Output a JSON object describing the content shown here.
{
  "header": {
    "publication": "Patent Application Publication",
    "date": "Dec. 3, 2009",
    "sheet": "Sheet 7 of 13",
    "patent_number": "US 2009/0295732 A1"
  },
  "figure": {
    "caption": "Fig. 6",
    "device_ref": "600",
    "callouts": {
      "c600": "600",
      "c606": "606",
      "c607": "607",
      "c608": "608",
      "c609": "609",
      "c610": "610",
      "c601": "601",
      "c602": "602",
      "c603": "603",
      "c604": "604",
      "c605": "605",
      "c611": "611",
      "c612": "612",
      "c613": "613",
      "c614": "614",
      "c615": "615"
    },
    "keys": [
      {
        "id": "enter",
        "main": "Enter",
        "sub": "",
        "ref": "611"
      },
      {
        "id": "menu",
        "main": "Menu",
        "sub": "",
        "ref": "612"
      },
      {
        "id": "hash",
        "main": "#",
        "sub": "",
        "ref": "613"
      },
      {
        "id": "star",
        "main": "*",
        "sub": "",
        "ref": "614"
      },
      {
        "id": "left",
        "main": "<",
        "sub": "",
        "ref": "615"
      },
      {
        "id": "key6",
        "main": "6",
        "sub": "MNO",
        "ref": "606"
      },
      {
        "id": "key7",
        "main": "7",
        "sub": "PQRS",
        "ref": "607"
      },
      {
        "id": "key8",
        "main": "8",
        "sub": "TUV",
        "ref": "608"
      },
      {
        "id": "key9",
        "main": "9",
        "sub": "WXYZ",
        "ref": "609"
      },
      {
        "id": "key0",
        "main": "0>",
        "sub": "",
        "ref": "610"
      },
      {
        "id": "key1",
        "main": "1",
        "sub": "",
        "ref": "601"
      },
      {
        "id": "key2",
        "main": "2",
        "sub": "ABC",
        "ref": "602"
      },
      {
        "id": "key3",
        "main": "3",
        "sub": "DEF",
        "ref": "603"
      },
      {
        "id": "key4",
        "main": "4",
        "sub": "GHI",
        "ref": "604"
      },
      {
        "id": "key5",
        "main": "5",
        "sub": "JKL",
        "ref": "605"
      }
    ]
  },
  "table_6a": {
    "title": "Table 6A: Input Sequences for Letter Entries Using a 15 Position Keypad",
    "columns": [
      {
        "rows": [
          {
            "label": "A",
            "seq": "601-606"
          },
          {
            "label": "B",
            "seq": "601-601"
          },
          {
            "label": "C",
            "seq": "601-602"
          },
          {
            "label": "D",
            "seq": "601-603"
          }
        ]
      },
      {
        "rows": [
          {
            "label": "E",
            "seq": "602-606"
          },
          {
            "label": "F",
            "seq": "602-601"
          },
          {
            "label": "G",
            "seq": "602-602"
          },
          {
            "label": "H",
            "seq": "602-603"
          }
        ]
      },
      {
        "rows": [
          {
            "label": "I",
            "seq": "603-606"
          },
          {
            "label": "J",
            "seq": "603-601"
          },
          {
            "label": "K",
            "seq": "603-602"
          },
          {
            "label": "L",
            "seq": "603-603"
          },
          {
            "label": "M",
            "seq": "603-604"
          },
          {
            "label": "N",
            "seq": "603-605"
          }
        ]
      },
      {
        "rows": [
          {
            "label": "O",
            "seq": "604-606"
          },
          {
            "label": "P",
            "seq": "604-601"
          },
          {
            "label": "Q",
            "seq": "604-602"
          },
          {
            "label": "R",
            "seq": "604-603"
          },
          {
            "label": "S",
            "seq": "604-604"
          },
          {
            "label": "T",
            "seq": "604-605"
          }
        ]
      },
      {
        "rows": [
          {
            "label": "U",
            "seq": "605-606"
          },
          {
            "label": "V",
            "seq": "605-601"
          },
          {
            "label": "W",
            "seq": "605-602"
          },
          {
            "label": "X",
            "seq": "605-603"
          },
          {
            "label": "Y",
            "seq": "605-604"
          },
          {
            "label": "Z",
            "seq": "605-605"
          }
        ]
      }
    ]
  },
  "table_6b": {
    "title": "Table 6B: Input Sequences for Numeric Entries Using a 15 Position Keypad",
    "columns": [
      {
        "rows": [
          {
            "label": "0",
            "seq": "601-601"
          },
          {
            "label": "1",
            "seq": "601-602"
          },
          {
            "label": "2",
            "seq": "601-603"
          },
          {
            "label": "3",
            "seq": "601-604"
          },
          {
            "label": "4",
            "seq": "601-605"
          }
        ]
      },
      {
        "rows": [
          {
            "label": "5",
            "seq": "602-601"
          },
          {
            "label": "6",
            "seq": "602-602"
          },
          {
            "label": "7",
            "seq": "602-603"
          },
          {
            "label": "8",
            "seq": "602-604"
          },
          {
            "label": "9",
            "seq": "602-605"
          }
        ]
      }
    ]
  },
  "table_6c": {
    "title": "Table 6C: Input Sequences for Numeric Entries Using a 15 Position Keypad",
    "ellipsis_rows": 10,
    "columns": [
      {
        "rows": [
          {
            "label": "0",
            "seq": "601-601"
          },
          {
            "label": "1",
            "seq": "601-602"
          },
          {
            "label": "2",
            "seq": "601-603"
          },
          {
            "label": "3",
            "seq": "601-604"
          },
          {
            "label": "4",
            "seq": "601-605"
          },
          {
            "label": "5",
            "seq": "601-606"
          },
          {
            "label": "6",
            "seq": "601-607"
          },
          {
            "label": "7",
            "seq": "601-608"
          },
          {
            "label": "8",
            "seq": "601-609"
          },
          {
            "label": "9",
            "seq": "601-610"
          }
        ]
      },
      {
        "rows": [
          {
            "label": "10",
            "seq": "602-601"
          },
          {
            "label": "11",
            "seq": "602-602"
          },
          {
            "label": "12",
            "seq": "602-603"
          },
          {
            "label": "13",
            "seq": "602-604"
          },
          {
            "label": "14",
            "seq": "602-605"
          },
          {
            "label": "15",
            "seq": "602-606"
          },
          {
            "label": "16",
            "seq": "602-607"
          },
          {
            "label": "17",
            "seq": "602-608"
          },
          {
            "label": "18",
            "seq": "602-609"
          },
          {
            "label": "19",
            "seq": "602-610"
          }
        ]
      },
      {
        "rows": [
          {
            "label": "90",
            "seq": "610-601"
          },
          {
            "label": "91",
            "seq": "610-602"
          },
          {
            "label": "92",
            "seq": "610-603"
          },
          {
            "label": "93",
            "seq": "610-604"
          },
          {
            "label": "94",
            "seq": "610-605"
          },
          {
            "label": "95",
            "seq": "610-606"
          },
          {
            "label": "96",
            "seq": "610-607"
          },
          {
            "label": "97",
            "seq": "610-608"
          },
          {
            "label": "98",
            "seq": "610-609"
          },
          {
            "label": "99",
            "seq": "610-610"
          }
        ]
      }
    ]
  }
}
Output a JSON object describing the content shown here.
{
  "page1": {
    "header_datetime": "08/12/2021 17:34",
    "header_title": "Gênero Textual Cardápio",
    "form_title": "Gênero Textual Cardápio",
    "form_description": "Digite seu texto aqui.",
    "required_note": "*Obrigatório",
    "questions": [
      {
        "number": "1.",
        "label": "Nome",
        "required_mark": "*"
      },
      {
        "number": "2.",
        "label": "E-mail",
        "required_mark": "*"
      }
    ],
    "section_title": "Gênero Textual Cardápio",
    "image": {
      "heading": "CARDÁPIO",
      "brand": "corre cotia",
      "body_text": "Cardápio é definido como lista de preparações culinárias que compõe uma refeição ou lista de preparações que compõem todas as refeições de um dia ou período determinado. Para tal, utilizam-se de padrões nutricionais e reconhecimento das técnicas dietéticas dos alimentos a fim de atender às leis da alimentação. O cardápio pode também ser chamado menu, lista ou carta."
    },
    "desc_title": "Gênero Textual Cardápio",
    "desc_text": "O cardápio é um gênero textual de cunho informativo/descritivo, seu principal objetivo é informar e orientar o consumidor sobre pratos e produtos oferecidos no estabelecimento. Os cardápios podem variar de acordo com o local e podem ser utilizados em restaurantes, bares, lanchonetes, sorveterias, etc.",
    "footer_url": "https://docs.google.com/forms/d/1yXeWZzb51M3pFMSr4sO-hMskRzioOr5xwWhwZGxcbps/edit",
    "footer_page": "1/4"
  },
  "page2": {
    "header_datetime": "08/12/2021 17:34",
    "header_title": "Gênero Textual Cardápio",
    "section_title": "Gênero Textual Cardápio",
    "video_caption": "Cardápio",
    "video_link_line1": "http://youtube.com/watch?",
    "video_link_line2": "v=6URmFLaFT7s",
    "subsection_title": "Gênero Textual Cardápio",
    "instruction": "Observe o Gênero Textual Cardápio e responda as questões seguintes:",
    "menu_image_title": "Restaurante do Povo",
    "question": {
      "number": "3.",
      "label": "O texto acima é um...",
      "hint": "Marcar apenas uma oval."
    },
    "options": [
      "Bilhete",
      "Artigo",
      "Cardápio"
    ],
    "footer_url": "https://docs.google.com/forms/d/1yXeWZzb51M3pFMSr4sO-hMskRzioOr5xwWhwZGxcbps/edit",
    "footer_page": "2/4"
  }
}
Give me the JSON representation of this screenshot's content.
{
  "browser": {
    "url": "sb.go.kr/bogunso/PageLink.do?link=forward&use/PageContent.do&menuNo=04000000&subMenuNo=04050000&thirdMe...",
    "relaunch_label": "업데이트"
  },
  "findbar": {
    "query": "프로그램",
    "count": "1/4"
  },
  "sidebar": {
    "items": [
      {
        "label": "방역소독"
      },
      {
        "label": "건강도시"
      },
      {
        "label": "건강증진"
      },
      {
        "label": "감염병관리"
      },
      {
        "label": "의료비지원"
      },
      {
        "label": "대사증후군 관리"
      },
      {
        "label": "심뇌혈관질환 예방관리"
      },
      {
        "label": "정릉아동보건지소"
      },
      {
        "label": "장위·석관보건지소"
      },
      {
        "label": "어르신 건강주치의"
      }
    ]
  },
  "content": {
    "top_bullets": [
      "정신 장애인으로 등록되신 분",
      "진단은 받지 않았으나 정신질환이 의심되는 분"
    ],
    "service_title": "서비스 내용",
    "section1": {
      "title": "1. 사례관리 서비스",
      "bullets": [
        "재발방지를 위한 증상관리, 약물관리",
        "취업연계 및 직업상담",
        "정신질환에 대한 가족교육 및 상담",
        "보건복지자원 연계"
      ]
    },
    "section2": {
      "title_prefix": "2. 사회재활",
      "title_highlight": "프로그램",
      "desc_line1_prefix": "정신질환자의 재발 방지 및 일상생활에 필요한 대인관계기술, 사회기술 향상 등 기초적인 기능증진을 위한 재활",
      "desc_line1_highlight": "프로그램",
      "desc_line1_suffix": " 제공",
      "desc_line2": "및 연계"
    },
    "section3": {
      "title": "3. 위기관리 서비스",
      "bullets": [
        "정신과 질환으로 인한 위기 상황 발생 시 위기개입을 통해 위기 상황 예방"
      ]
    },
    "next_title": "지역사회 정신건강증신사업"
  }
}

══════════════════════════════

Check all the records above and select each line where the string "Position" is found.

■ **OUTPUT OF THE EXERCISE**:
    "title": "Table 6A: Input Sequences for Letter Entries Using a 15 Position Keypad",
    "title": "Table 6B: Input Sequences for Numeric Entries Using a 15 Position Keypad",
    "title": "Table 6C: Input Sequences for Numeric Entries Using a 15 Position Keypad",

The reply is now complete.